South Ossetia's theatre prepares to restart rehearsals as quarantine eases
01 June 2020

The theatre in the self-declared Republic of South Ossetia has always been an important feature  in the life of the community. The news that the theatre will restart with rehearsals after an easing in the quarantine restrictions imposed because of the coronavirus has therefore been welcome news for the population of the small territory. The South Ossetian State Drama Theater is starting work on preparing performances after quarantine events, the theater's press service told the local news agency RES.

"For three months, the theater's creative staff did not work due to the coronavirus pandemic, on Monday it will start working normally. At the same time, a ban on cultural events continues to be in force, and therefore there will be no performances. Artists will involved in rehearsals of performances, " according to the theater's press service quoted by RES.

They noted that the theater troupe will continue to work on the play "Love until memory loss", which had started even before quarantine events. "This is a vivid comedy directed by Eduard Kelekhsayev, which the viewer will appreciate," the press service said.

After that however things will get more serious, because the main production for this year is a play with political undertones.

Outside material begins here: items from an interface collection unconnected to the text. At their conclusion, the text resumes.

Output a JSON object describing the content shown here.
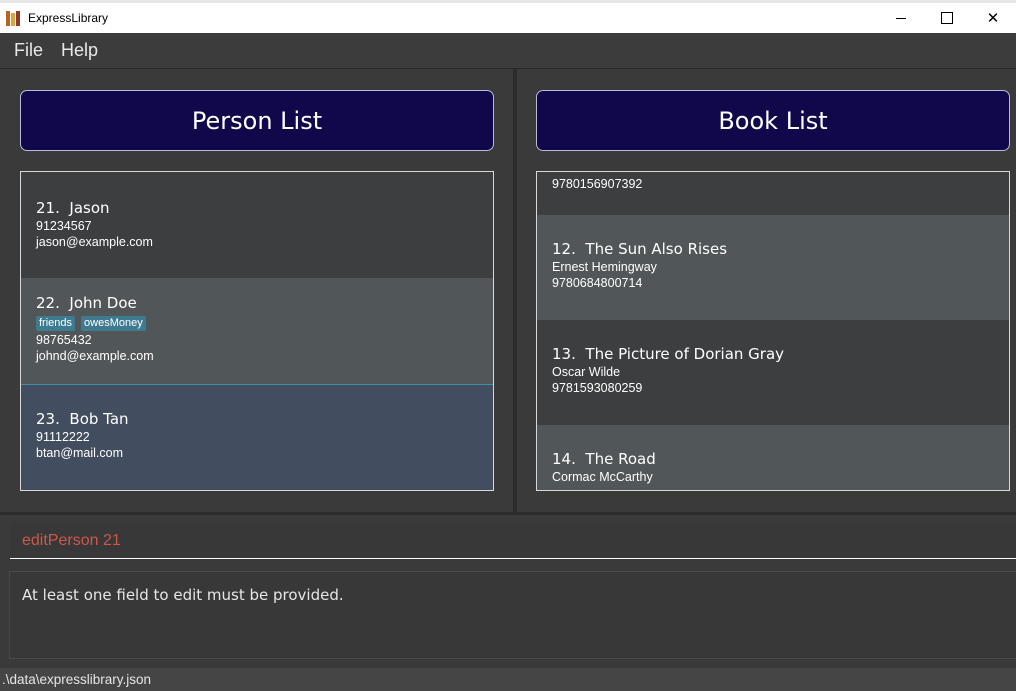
{
  "window": {
    "title": "ExpressLibrary",
    "close_glyph": "✕"
  },
  "menu": {
    "items": [
      "File",
      "Help"
    ]
  },
  "person_panel": {
    "header": "Person List",
    "persons": [
      {
        "index": "21.",
        "name": "Jason",
        "tags": [],
        "phone": "91234567",
        "email": "jason@example.com"
      },
      {
        "index": "22.",
        "name": "John Doe",
        "tags": [
          "friends",
          "owesMoney"
        ],
        "phone": "98765432",
        "email": "johnd@example.com"
      },
      {
        "index": "23.",
        "name": "Bob Tan",
        "tags": [],
        "phone": "91112222",
        "email": "btan@mail.com"
      }
    ]
  },
  "book_panel": {
    "header": "Book List",
    "books": [
      {
        "index": "",
        "title": "",
        "author": "",
        "isbn": "9780156907392"
      },
      {
        "index": "12.",
        "title": "The Sun Also Rises",
        "author": "Ernest Hemingway",
        "isbn": "9780684800714"
      },
      {
        "index": "13.",
        "title": "The Picture of Dorian Gray",
        "author": "Oscar Wilde",
        "isbn": "9781593080259"
      },
      {
        "index": "14.",
        "title": "The Road",
        "author": "Cormac McCarthy",
        "isbn": ""
      }
    ]
  },
  "command": {
    "value": "editPerson 21"
  },
  "result": {
    "message": "At least one field to edit must be provided."
  },
  "status": {
    "file_path": ".\\data\\expresslibrary.json"
  },
  "colors": {
    "header_bg": "#10084a",
    "tag_bg": "#3e7b91",
    "command_text": "#d0564a",
    "selected_row": "#424d5f"
  }
}
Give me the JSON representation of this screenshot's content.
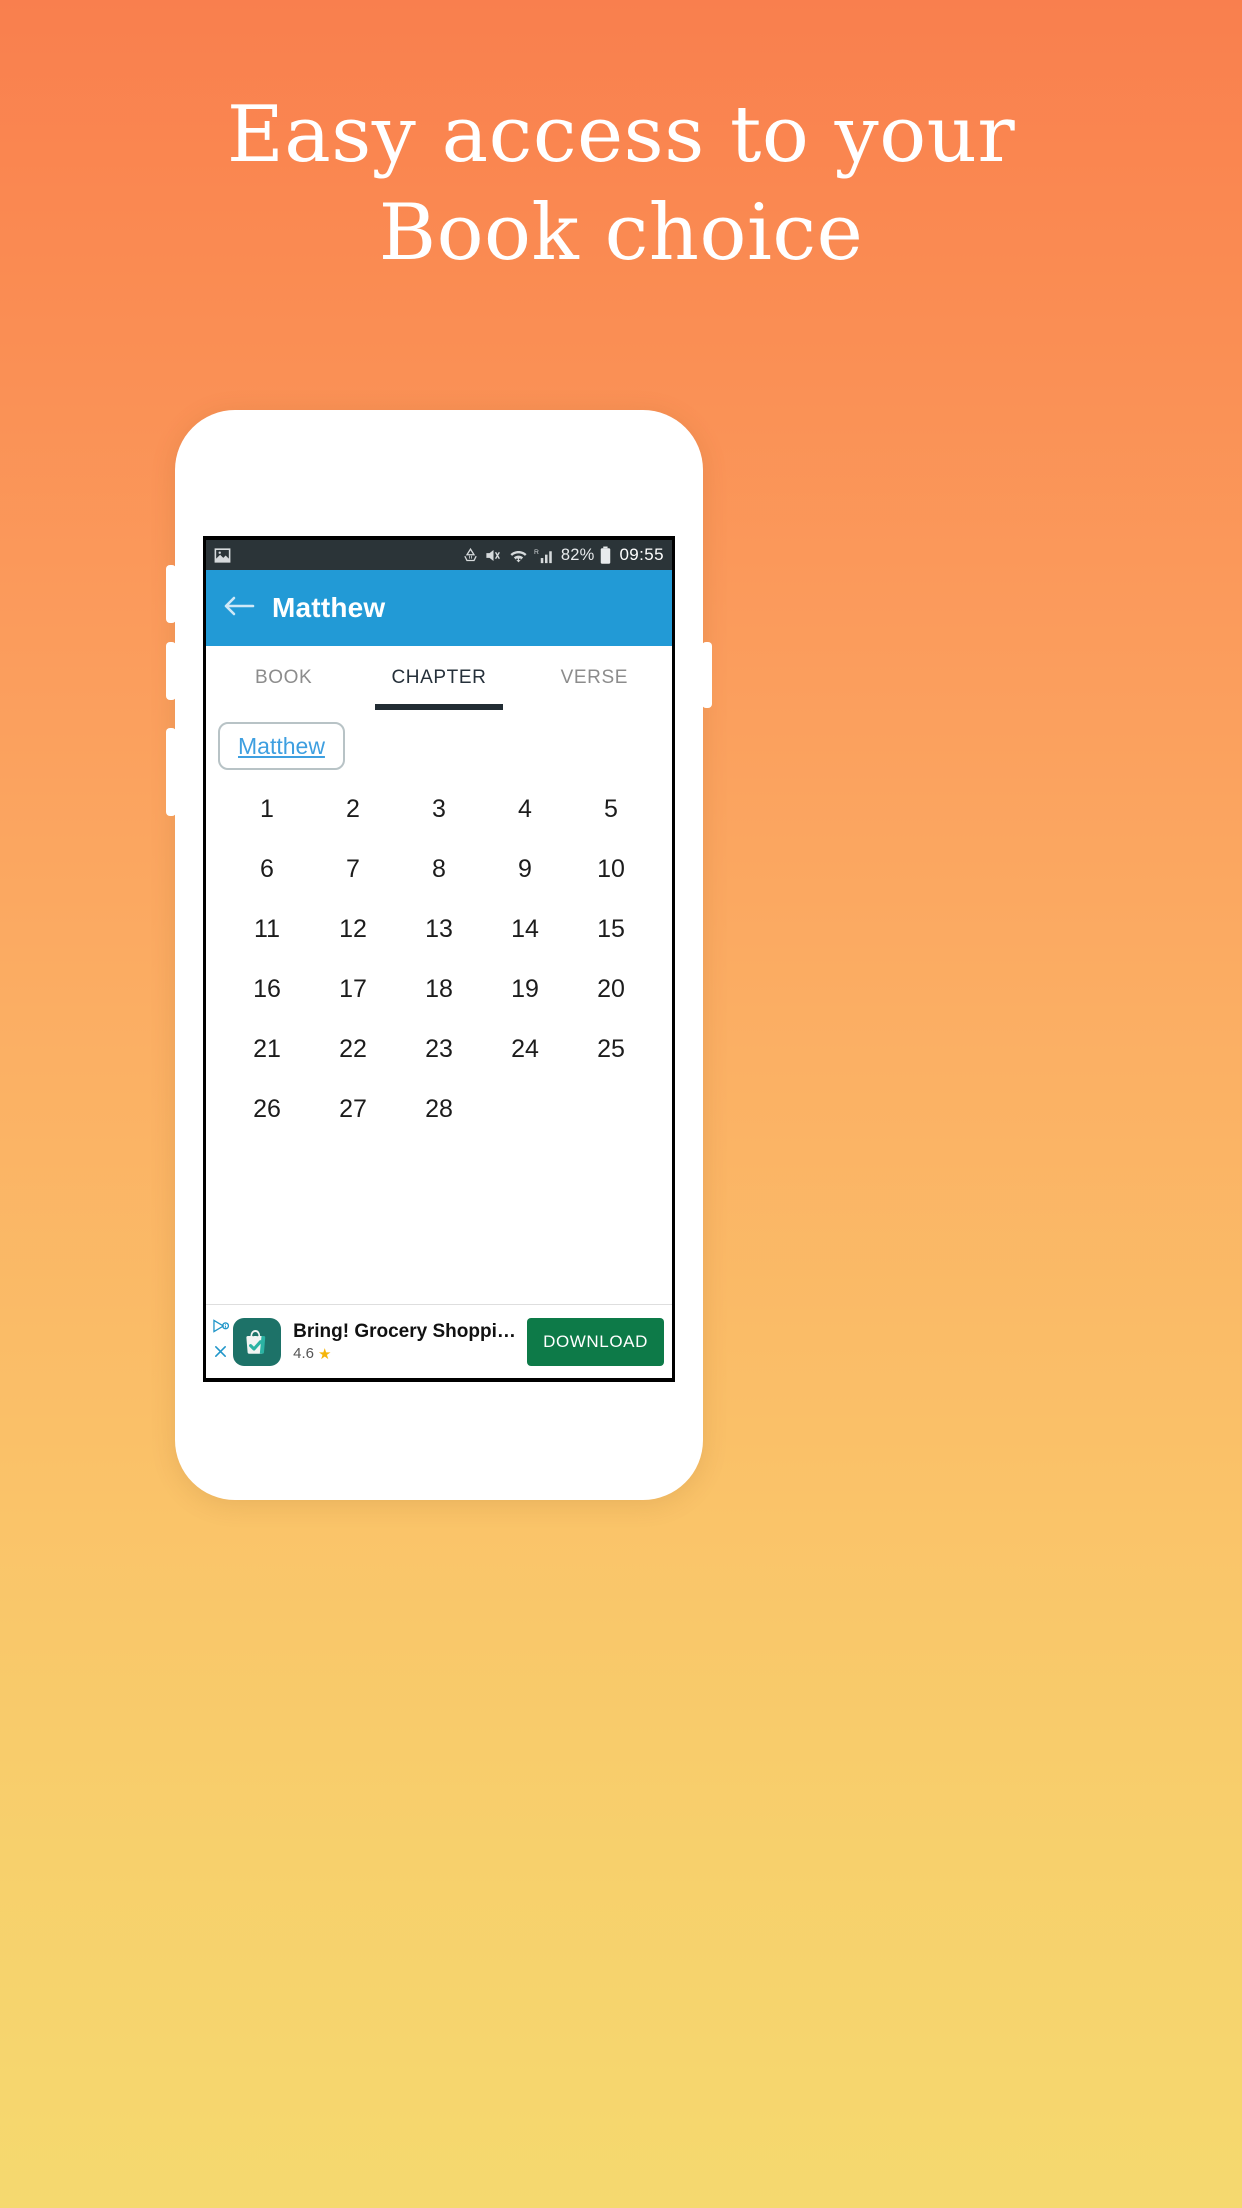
{
  "promo": {
    "line1": "Easy access to your",
    "line2": "Book choice",
    "background_top": "#f97f4e",
    "background_bottom": "#f5d96f",
    "text_color": "#ffffff"
  },
  "phone": {
    "status_bar": {
      "background": "#2b3438",
      "left_icons": [
        "image-icon"
      ],
      "right_icons": [
        "data-transfer-icon",
        "volume-mute-icon",
        "wifi-icon",
        "cell-signal-roaming-icon"
      ],
      "battery_percent": "82%",
      "battery_icon": "battery-full-icon",
      "clock": "09:55"
    },
    "appbar": {
      "back_icon": "arrow-left-icon",
      "title": "Matthew",
      "color": "#229ad6"
    },
    "tabs": [
      {
        "label": "BOOK",
        "active": false
      },
      {
        "label": "CHAPTER",
        "active": true
      },
      {
        "label": "VERSE",
        "active": false
      }
    ],
    "book_chip": {
      "label": "Matthew",
      "link_color": "#3e9fe0"
    },
    "chapters": [
      "1",
      "2",
      "3",
      "4",
      "5",
      "6",
      "7",
      "8",
      "9",
      "10",
      "11",
      "12",
      "13",
      "14",
      "15",
      "16",
      "17",
      "18",
      "19",
      "20",
      "21",
      "22",
      "23",
      "24",
      "25",
      "26",
      "27",
      "28"
    ],
    "ad": {
      "adchoices_icon": "adchoices-icon",
      "close_icon": "close-icon",
      "app_icon": "shopping-bag-check-icon",
      "app_icon_color": "#1d7268",
      "title": "Bring! Grocery Shopping List",
      "rating": "4.6",
      "star_icon": "star-icon",
      "cta_label": "DOWNLOAD",
      "cta_color": "#0d7a48"
    }
  }
}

"The Last Witness" was written by the journalist and writer Alan Ostaev. The director of the production will be Tamerlan Dzudtsov," the press service said. According to the Theatre's press service it will deal with "the 100th anniversary of the genocide of the Ossetian people".

This event in 1920 is central to the narrative of South Ossetians who support the territory secession from Georgia. They claim that Georgia committed genocide against South Ossetia in this time. In 1920 there was widespread fighting and violence across the South Caucasus as Bolshevick forces moved to take control of the new Republics of Armenia, Azerbaijan and Georgia that had just emerged as independent states after World War 1. Within months the three republics had been absorbed in the Soviet state, and only regained their independence after the dissolution of the USSR in 1991.

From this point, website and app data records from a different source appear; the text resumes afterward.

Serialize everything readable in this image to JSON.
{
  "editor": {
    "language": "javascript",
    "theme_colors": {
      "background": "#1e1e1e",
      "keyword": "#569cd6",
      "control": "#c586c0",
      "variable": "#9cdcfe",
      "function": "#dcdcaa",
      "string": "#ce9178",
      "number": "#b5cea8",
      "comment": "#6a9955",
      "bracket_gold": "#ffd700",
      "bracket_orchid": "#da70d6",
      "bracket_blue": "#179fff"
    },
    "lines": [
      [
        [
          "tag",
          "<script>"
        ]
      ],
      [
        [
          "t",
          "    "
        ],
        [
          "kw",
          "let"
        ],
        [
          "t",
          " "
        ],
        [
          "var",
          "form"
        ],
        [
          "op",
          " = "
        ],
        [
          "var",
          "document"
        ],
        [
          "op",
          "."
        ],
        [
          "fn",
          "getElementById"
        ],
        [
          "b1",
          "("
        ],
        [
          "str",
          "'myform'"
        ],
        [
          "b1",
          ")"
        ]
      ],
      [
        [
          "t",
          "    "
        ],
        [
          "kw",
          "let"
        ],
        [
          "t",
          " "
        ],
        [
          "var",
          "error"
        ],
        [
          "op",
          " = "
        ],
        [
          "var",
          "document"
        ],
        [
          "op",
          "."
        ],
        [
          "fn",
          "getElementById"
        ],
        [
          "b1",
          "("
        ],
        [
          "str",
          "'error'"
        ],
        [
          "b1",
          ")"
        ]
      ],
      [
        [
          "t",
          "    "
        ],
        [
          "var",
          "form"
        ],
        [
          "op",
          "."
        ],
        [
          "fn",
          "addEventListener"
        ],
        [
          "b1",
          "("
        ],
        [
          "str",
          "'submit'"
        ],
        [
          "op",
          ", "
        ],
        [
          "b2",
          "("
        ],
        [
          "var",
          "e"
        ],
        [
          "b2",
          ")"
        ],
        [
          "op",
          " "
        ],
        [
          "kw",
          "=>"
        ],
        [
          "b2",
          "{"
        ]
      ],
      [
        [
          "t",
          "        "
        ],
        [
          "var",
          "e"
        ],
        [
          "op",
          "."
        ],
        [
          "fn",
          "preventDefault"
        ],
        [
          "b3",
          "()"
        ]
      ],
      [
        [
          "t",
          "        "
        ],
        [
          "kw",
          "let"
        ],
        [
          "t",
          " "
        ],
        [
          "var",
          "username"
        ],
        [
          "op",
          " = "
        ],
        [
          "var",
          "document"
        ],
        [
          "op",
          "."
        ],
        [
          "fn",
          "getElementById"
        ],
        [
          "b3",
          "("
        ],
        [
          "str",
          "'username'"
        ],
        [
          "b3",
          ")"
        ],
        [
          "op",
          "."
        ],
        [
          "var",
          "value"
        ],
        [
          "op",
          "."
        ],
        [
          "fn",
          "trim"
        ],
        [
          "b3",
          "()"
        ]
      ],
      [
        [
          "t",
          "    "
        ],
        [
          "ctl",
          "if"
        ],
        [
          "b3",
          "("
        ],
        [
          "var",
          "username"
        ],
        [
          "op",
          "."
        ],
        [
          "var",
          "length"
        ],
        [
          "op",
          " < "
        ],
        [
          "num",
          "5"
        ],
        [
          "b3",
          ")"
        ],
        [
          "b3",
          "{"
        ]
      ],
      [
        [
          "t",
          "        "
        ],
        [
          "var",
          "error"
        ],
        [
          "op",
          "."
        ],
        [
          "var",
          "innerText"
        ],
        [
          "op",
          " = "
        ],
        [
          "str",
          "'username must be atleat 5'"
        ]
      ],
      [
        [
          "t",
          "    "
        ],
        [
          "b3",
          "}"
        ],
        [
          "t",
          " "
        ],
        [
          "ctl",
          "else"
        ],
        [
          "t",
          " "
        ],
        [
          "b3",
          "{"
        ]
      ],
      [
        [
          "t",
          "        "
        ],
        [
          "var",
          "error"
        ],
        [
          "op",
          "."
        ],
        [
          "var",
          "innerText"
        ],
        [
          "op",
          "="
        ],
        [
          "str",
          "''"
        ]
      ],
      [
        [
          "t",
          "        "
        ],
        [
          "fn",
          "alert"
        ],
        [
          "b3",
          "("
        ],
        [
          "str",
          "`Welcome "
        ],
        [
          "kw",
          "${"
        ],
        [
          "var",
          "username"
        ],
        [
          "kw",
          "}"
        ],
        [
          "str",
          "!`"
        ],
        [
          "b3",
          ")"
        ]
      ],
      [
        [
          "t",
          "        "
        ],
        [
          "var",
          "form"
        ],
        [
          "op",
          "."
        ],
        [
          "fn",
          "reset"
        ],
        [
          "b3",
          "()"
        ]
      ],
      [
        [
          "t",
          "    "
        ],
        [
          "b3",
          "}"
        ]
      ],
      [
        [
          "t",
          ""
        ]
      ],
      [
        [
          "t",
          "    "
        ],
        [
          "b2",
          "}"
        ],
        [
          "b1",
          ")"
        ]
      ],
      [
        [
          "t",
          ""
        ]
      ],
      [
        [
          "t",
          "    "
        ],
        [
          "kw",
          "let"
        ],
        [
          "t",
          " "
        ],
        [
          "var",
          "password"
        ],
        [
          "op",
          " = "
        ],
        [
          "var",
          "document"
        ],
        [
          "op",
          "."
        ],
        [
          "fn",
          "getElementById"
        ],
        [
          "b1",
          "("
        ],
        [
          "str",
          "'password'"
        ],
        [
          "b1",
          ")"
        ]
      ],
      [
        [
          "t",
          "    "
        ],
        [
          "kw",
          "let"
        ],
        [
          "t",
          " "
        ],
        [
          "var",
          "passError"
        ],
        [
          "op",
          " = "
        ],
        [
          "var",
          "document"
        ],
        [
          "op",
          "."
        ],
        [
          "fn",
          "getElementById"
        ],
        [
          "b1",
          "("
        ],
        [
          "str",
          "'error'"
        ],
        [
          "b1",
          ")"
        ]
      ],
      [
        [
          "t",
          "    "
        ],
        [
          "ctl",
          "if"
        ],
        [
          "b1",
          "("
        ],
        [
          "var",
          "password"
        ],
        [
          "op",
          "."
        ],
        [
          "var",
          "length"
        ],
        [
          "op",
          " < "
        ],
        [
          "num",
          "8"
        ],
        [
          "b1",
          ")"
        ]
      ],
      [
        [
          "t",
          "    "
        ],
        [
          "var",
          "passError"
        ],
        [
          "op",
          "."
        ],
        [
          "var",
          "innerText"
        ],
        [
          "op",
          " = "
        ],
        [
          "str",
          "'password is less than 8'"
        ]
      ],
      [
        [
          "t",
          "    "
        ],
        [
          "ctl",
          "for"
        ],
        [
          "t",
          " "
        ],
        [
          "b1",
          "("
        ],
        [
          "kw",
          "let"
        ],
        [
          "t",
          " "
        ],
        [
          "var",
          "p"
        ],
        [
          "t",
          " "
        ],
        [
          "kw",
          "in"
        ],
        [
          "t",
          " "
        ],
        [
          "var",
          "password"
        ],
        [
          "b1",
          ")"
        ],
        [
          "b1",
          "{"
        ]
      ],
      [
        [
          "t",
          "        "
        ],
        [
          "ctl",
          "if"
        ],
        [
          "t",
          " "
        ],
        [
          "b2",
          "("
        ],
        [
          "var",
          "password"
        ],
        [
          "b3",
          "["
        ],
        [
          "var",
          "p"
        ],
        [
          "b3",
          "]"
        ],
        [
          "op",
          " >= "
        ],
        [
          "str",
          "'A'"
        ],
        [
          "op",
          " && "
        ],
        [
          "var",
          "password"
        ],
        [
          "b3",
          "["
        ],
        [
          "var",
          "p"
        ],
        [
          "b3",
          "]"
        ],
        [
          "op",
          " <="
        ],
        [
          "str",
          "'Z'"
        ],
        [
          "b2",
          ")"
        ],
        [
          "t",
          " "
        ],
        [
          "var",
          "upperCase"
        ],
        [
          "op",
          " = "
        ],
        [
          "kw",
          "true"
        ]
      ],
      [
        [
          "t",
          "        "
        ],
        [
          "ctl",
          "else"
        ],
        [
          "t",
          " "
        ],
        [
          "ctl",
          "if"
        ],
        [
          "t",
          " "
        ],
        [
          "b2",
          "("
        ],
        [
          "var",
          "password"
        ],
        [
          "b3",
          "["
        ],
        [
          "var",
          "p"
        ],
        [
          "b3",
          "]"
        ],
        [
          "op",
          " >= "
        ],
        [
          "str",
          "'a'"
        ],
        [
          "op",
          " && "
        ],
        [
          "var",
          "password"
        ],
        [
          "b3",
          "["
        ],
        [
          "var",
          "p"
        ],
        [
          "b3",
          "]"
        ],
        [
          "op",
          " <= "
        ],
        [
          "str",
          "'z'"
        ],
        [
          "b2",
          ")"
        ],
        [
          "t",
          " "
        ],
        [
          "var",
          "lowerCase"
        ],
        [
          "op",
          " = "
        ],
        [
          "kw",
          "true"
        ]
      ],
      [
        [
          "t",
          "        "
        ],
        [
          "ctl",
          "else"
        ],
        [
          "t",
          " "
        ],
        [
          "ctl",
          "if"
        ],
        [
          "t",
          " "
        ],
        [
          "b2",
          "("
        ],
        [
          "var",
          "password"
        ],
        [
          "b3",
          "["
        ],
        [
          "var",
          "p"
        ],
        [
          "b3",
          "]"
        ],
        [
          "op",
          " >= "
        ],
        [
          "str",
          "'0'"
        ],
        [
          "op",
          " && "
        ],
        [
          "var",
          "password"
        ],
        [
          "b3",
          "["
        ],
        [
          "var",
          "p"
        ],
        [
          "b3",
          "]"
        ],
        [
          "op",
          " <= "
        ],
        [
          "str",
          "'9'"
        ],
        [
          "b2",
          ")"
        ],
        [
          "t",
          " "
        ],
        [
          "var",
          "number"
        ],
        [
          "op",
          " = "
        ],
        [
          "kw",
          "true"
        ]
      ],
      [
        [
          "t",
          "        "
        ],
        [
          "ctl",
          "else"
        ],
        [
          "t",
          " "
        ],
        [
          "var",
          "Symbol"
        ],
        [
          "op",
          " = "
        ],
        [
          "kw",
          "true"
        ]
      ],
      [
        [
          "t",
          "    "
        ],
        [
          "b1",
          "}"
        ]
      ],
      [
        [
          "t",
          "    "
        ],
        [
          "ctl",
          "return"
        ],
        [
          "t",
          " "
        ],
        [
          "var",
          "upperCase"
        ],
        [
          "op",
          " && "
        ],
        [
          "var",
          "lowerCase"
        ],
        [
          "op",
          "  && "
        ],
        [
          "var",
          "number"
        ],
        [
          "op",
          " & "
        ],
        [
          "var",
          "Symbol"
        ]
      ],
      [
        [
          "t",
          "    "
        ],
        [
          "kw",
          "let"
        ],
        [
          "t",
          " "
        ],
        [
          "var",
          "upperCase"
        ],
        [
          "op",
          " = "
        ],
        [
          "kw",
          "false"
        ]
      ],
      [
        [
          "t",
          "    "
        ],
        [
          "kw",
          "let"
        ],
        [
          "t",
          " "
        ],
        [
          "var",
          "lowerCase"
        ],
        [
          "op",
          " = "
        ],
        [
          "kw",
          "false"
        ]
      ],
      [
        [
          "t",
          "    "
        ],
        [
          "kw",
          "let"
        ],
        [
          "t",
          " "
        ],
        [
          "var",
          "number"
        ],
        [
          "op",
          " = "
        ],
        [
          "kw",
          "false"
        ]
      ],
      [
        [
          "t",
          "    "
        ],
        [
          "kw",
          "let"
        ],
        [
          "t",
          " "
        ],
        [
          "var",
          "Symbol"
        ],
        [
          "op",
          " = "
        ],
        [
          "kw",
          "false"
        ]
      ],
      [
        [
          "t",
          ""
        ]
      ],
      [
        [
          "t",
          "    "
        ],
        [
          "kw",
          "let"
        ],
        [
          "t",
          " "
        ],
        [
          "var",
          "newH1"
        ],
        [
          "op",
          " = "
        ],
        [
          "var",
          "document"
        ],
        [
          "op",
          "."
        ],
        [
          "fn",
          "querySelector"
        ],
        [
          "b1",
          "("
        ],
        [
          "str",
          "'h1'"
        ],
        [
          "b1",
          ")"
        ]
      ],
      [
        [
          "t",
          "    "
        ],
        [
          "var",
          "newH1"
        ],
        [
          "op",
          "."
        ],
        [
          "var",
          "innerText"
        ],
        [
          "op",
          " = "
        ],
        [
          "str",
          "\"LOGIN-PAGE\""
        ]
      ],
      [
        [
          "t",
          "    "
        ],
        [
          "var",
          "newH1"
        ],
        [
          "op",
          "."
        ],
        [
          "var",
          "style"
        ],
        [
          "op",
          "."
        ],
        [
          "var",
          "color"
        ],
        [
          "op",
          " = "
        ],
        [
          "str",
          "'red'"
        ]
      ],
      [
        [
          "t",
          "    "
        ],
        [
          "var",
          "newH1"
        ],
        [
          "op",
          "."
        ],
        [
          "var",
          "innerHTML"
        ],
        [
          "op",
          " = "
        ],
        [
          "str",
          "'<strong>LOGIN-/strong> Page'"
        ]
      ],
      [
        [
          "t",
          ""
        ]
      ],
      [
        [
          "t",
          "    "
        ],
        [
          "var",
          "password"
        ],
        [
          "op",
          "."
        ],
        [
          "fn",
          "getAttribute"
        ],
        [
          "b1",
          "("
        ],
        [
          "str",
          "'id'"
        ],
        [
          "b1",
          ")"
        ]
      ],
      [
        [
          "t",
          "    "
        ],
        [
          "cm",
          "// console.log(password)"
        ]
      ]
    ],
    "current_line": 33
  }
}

Photo: The theatre in Tskinvali has always been an important feature  in the life of the community (picture courtesy of RES news agency, Tskhinvali)